By R.T. Watson
Opponents of unbridled development of Brazil’s Amazon region scored a victory this week when environmentalists fronted by supermodel Gisele Bundchen persuaded President Michel Temer to veto legislation that would have removed protections on more than 1 million acres.
A battle over Amazon land about 300 times that size may be looming.
The mining ministry has proposed legislation that would end a nearly 40-year ban on foreign-owned mining companies operating on land near the roughly 16,000-kilometer (10,000-mile) border. The zone, which extends about 150 kilometers inland, accounts for 27 percent of Brazil’s national territory, according to the mining ministry.
Because most of Brazil’s western border also incorporates parts of the world’s largest rainforest, the amount of Amazon biome in the border zone would total more than 1.7 million square kilometers, an area about the size of Alaska, or more than twice the size of Texas.
The legislation is expected to be presented to Brazil’s Congress by the end of this year.
The proposal is another indication of the zeal among some policymakers to further exploit the country’s vast natural resources and boost economic activity in a time of recession. Mining Minister Fernando Coelho Filho spoke about the idea briefly in January at the World Economic Forum in Davos, saying the measure should help attract foreign investment.
Opening the borders to foreign companies would constitute a shift in Brazil’s national-security strategy. Protecting the border zone, a holdover from the military government of the 1960s through the ’80s, came in conjunction with official efforts to establish a greater foothold in the sparsely populated regions rich in natural resources. What followed was a series of developmental initiatives that kick-started heavy deforestation of the Amazon area.
The mining ministry gave more details of its new border thinking in an emailed response to questions earlier this month. It said the current law “has a restrictive impact on the development of mining activity” and the country should search for common ground between promoting economic activity and maintaining border security.
The ministry made no mention of environmental protections.
“We need to take the borders from the paper’s crime section and put them instead in with the economy pages,” mining ministry secretary Vicente Lobo said at an event in Brasilia on Wednesday.
Lobo also said that the project is sound and has been discussed several times with both security and defense officials. He added it’s up to the senate to discuss and regulate the proposal.
Although the initiative probably wouldn’t lead to the level of land-clearing caused by agribusiness or logging operations, according to Jaime Gesisky, a public policy specialist at WWF-Brasil, it’s still a worrisome proposal because of the potential risks of water contamination in protected areas or conflicts with indigenous groups.

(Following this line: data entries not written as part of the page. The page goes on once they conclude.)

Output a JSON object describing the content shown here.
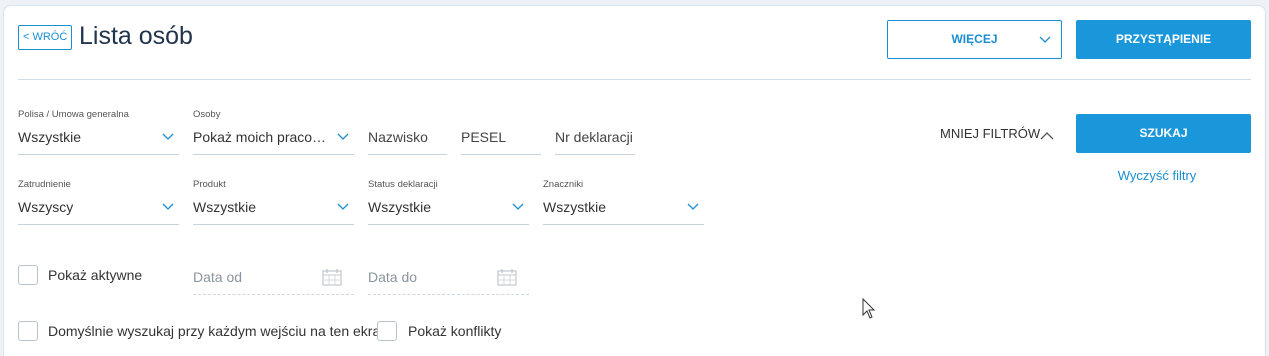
{
  "header": {
    "back_label": "< WRÓĆ",
    "title": "Lista osób",
    "more_label": "WIĘCEJ",
    "join_label": "PRZYSTĄPIENIE"
  },
  "filters": {
    "polisa": {
      "label": "Polisa / Umowa generalna",
      "value": "Wszystkie"
    },
    "osoby": {
      "label": "Osoby",
      "value": "Pokaż moich praco…"
    },
    "nazwisko": {
      "placeholder": "Nazwisko"
    },
    "pesel": {
      "placeholder": "PESEL"
    },
    "nr_deklaracji": {
      "placeholder": "Nr deklaracji"
    },
    "zatrudnienie": {
      "label": "Zatrudnienie",
      "value": "Wszyscy"
    },
    "produkt": {
      "label": "Produkt",
      "value": "Wszystkie"
    },
    "status_deklaracji": {
      "label": "Status deklaracji",
      "value": "Wszystkie"
    },
    "znaczniki": {
      "label": "Znaczniki",
      "value": "Wszystkie"
    },
    "data_od": {
      "placeholder": "Data od"
    },
    "data_do": {
      "placeholder": "Data do"
    }
  },
  "actions": {
    "fewer_filters": "MNIEJ FILTRÓW",
    "search": "SZUKAJ",
    "clear": "Wyczyść filtry"
  },
  "checkboxes": {
    "active": {
      "label": "Pokaż aktywne",
      "checked": false
    },
    "default_search": {
      "label": "Domyślnie wyszukaj przy każdym wejściu na ten ekran",
      "checked": false
    },
    "conflicts": {
      "label": "Pokaż konflikty",
      "checked": false
    }
  },
  "colors": {
    "accent": "#1a97da",
    "link": "#1a8fd0",
    "title": "#22344d"
  }
}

Overall, he said the move represented a return to failed policies.
“We can’t be imagining the Amazon of the future and then be thinking of behaving like it’s the 17th century where you just show up, extract wealth and then clear out,” Gesisky said by telephone from Brasilia. “We have to think of a more appropriate mode of development.”
The amount of mineral wealth inside Brazil’s Amazon border regions is “considerably unknown,” according to Breno Augusto dos Santos, a Brazilian geologist with a knowledge of the region that stretches back to the 1960s. Currently, most mining in the difficult-to-access areas along borders with such countries as Colombia and Venezuela has been illegal gold prospecting.
Dos Santos is credited with discovering one of the biggest iron-ore reserves in the world, known as Carajas, in the Amazon. Just this year, Rio de Janeiro-based Vale SA, the world’s biggest iron-ore miner, started commercial shipments of high-grade ore from S11D, a $14 billion project in Carajas considered the industry’s largest.
Though he says it hasn’t been confirmed, Dos Santos said the protected border regions may hold more than a dozen valuable minerals including gold, silver, platinum, titanium, uranium and diamonds.
Brazil’s National Committee for the Defense of Territories Against Mining doesn’t support opening border areas to foreign companies for reasons of sovereignty and safety. It cites the risk of another disaster similar to one that claimed as many as 19 lives in late 2015 at an iron-ore mine co-owned by Vale and BHP Billiton Ltd.
“Look at what already happens with Brazilian mining companies,” Katia Visentainer, a spokeswoman for the group, said by telephone from Sao Paulo. “Even with as strict as rules as we have, they do what they want. Imagine what will happen if you open up the border areas to foreign companies.”